Exploring Abstract Semantic Associations in the Frontotemporal Dementia Spectrum in a Dutch Population

Arch Clin Neuropsychol. 2022 Jan 17;37(1):104-116. doi: 10.1093/arclin/acab022.


Objective: To investigate the differential ability of the "Test Relaties Abstracte Concepten" (TRACE), a Dutch test for abstract semantic knowledge, in frontotemporal dementia (FTD).

Methods: The TRACE was administered in patients with behavioral variant FTD (bvFTD; n = 16), nonfluent variant (nfvPPA; n = 10), logopenic variant (lvPPA; n = 10), and semantic variant primary progressive aphasia (svPPA; n = 9), and controls (n = 59). We examined group differences, performed correlational analyses with other neuropsychological tests and investigated discriminative ability. We compared the TRACE with a semantic association test for concrete stimuli (SAT).

Results: All patient groups, except nfvPPA, performed worse on the TRACE than controls (p < .01). svPPA patients performed worse than the other patient groups (p < .05). The TRACE discriminated well between patient groups, except nfvPPA, versus controls (all p < .01) and between svPPA versus other patient groups with high sensitivity (75-100%) and specificity (86%-92%). In bvFTD and nfvPPA the TRACE correlated with language tests (ρ > 0.6), whereas in svPPA the concrete task correlated (ρ ≥ 0.75) with language tests. Patients with bvFTD, nfvPPA and lvPPA performed lower on the TRACE than the SAT (p < .05), whereas patients with svPPA were equally impaired on both tasks (p = .2).

Discussion: We demonstrated impaired abstract semantic knowledge in patients with bvFTD, lvPPA, and svPPA, but not nfvPPA, with svPPA patients performing worse than the other subtypes. The TRACE was a good classifier between each patient group versus controls and between svPPA versus other patient groups.
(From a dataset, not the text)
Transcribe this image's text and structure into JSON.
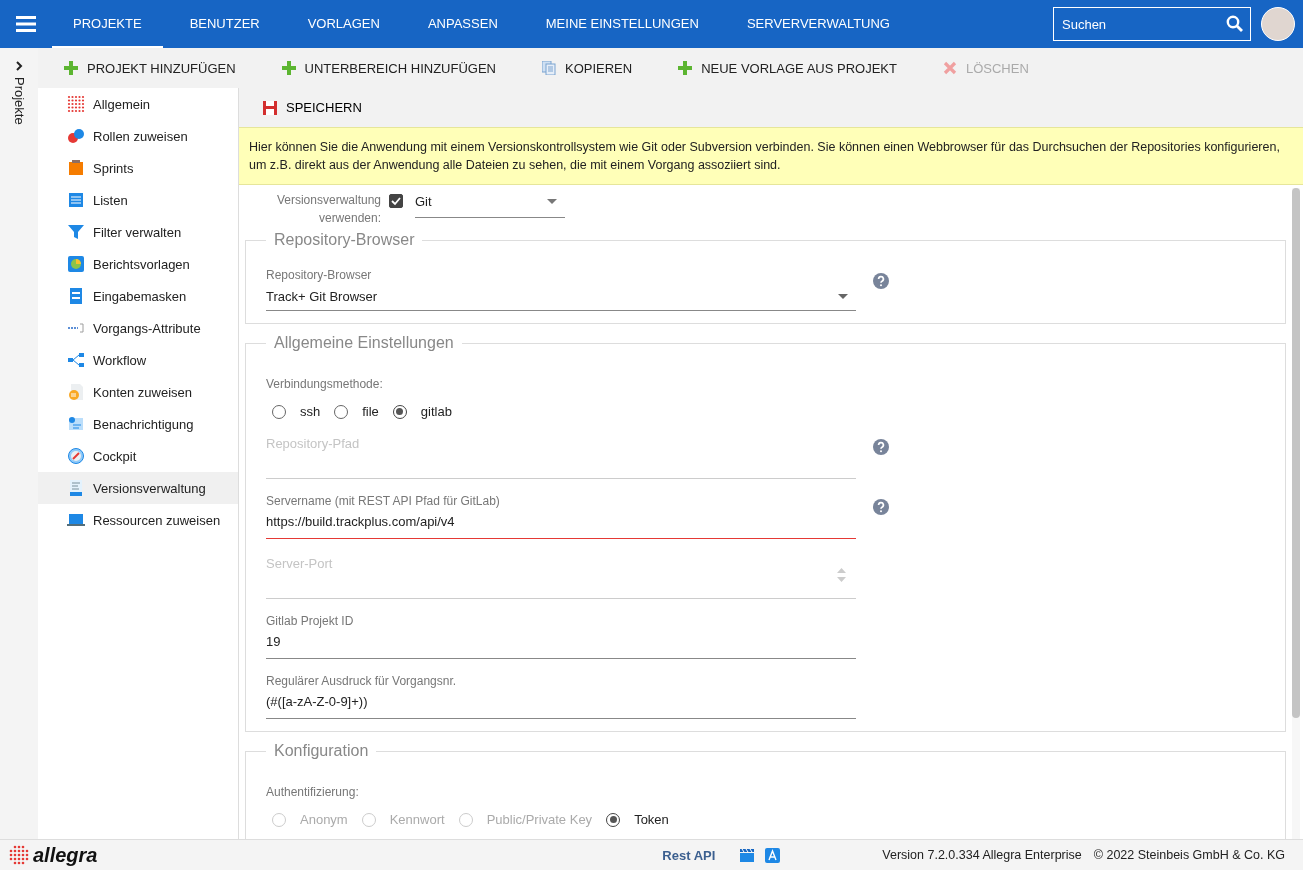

This highlights the value of incorporating semantic tests with abstract stimuli into standard neuropsychological assessment for early differential diagnosis of FTD subtypes.

Keywords: Aphasia; Assessment; Dementia; Frontotemporal dementia; Language and language disorders; Learning and memory.

MeSH terms

  • Aphasia, Primary Progressive*
  • Frontotemporal Dementia*
  • Humans
  • Language
  • Neuropsychological Tests
  • Semantics